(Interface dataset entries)
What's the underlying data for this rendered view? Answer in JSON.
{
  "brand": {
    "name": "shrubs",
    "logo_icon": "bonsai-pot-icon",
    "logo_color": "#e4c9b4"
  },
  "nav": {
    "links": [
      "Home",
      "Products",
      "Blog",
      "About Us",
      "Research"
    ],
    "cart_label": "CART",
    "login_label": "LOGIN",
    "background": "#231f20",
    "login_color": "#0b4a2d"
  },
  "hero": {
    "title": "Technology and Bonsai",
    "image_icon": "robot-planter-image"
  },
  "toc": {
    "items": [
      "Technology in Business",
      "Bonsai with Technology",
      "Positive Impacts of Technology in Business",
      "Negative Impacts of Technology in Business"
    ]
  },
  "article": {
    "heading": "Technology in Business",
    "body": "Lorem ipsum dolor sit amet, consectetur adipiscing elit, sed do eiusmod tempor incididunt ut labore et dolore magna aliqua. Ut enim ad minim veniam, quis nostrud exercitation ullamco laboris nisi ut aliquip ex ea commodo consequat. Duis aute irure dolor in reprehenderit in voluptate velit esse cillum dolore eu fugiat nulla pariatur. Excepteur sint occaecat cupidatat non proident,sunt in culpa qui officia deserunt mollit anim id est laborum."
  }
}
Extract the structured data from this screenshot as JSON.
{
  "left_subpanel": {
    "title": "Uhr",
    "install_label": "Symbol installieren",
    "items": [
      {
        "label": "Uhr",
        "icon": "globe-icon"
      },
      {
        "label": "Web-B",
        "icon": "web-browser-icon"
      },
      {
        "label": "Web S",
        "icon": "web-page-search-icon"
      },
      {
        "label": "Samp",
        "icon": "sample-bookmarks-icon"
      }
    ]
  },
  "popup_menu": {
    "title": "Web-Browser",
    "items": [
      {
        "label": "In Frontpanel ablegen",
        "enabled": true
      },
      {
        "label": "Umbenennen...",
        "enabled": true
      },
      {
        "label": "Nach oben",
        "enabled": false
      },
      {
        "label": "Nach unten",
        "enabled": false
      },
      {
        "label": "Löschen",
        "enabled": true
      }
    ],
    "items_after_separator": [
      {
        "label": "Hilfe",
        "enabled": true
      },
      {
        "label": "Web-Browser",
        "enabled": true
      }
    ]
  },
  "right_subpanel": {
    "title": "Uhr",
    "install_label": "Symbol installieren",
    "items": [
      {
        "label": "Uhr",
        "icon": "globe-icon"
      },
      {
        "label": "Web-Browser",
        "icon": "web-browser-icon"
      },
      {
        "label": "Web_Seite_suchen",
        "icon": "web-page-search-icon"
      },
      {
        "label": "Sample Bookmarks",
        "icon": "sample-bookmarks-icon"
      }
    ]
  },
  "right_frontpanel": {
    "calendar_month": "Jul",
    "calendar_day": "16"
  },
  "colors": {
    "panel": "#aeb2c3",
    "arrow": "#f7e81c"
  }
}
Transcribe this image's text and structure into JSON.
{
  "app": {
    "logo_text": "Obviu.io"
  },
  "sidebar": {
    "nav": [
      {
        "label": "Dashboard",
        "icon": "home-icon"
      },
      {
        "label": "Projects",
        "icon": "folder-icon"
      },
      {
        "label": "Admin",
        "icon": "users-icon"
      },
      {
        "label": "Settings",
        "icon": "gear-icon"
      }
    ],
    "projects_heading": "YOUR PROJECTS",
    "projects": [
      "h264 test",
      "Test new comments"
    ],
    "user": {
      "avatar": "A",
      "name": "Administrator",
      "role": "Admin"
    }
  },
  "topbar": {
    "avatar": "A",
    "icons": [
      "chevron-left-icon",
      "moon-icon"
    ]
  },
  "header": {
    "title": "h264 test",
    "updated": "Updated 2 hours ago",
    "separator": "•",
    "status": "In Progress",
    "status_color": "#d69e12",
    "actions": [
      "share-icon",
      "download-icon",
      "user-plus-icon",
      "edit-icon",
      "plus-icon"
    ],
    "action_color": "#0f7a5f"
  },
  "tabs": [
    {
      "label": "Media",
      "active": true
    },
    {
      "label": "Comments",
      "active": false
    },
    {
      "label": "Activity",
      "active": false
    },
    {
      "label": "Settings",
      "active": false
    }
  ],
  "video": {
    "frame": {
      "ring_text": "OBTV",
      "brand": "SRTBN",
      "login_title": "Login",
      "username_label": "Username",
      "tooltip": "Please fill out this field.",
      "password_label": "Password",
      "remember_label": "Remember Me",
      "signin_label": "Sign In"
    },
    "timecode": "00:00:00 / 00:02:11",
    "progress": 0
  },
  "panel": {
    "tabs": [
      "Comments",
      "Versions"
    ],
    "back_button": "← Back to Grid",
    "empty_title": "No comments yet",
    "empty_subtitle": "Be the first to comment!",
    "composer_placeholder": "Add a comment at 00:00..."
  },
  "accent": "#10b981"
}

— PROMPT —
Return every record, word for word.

— EXERCISE RESPONSE —
What's the underlying data for this rendered view? Answer in JSON.
{
  "brand": {
    "name": "shrubs",
    "logo_icon": "bonsai-pot-icon",
    "logo_color": "#e4c9b4"
  },
  "nav": {
    "links": [
      "Home",
      "Products",
      "Blog",
      "About Us",
      "Research"
    ],
    "cart_label": "CART",
    "login_label": "LOGIN",
    "background": "#231f20",
    "login_color": "#0b4a2d"
  },
  "hero": {
    "title": "Technology and Bonsai",
    "image_icon": "robot-planter-image"
  },
  "toc": {
    "items": [
      "Technology in Business",
      "Bonsai with Technology",
      "Positive Impacts of Technology in Business",
      "Negative Impacts of Technology in Business"
    ]
  },
  "article": {
    "heading": "Technology in Business",
    "body": "Lorem ipsum dolor sit amet, consectetur adipiscing elit, sed do eiusmod tempor incididunt ut labore et dolore magna aliqua. Ut enim ad minim veniam, quis nostrud exercitation ullamco laboris nisi ut aliquip ex ea commodo consequat. Duis aute irure dolor in reprehenderit in voluptate velit esse cillum dolore eu fugiat nulla pariatur. Excepteur sint occaecat cupidatat non proident,sunt in culpa qui officia deserunt mollit anim id est laborum."
  }
}
Extract the structured data from this screenshot as JSON.
{
  "left_subpanel": {
    "title": "Uhr",
    "install_label": "Symbol installieren",
    "items": [
      {
        "label": "Uhr",
        "icon": "globe-icon"
      },
      {
        "label": "Web-B",
        "icon": "web-browser-icon"
      },
      {
        "label": "Web S",
        "icon": "web-page-search-icon"
      },
      {
        "label": "Samp",
        "icon": "sample-bookmarks-icon"
      }
    ]
  },
  "popup_menu": {
    "title": "Web-Browser",
    "items": [
      {
        "label": "In Frontpanel ablegen",
        "enabled": true
      },
      {
        "label": "Umbenennen...",
        "enabled": true
      },
      {
        "label": "Nach oben",
        "enabled": false
      },
      {
        "label": "Nach unten",
        "enabled": false
      },
      {
        "label": "Löschen",
        "enabled": true
      }
    ],
    "items_after_separator": [
      {
        "label": "Hilfe",
        "enabled": true
      },
      {
        "label": "Web-Browser",
        "enabled": true
      }
    ]
  },
  "right_subpanel": {
    "title": "Uhr",
    "install_label": "Symbol installieren",
    "items": [
      {
        "label": "Uhr",
        "icon": "globe-icon"
      },
      {
        "label": "Web-Browser",
        "icon": "web-browser-icon"
      },
      {
        "label": "Web_Seite_suchen",
        "icon": "web-page-search-icon"
      },
      {
        "label": "Sample Bookmarks",
        "icon": "sample-bookmarks-icon"
      }
    ]
  },
  "right_frontpanel": {
    "calendar_month": "Jul",
    "calendar_day": "16"
  },
  "colors": {
    "panel": "#aeb2c3",
    "arrow": "#f7e81c"
  }
}
Transcribe this image's text and structure into JSON.
{
  "app": {
    "logo_text": "Obviu.io"
  },
  "sidebar": {
    "nav": [
      {
        "label": "Dashboard",
        "icon": "home-icon"
      },
      {
        "label": "Projects",
        "icon": "folder-icon"
      },
      {
        "label": "Admin",
        "icon": "users-icon"
      },
      {
        "label": "Settings",
        "icon": "gear-icon"
      }
    ],
    "projects_heading": "YOUR PROJECTS",
    "projects": [
      "h264 test",
      "Test new comments"
    ],
    "user": {
      "avatar": "A",
      "name": "Administrator",
      "role": "Admin"
    }
  },
  "topbar": {
    "avatar": "A",
    "icons": [
      "chevron-left-icon",
      "moon-icon"
    ]
  },
  "header": {
    "title": "h264 test",
    "updated": "Updated 2 hours ago",
    "separator": "•",
    "status": "In Progress",
    "status_color": "#d69e12",
    "actions": [
      "share-icon",
      "download-icon",
      "user-plus-icon",
      "edit-icon",
      "plus-icon"
    ],
    "action_color": "#0f7a5f"
  },
  "tabs": [
    {
      "label": "Media",
      "active": true
    },
    {
      "label": "Comments",
      "active": false
    },
    {
      "label": "Activity",
      "active": false
    },
    {
      "label": "Settings",
      "active": false
    }
  ],
  "video": {
    "frame": {
      "ring_text": "OBTV",
      "brand": "SRTBN",
      "login_title": "Login",
      "username_label": "Username",
      "tooltip": "Please fill out this field.",
      "password_label": "Password",
      "remember_label": "Remember Me",
      "signin_label": "Sign In"
    },
    "timecode": "00:00:00 / 00:02:11",
    "progress": 0
  },
  "panel": {
    "tabs": [
      "Comments",
      "Versions"
    ],
    "back_button": "← Back to Grid",
    "empty_title": "No comments yet",
    "empty_subtitle": "Be the first to comment!",
    "composer_placeholder": "Add a comment at 00:00..."
  },
  "accent": "#10b981"
}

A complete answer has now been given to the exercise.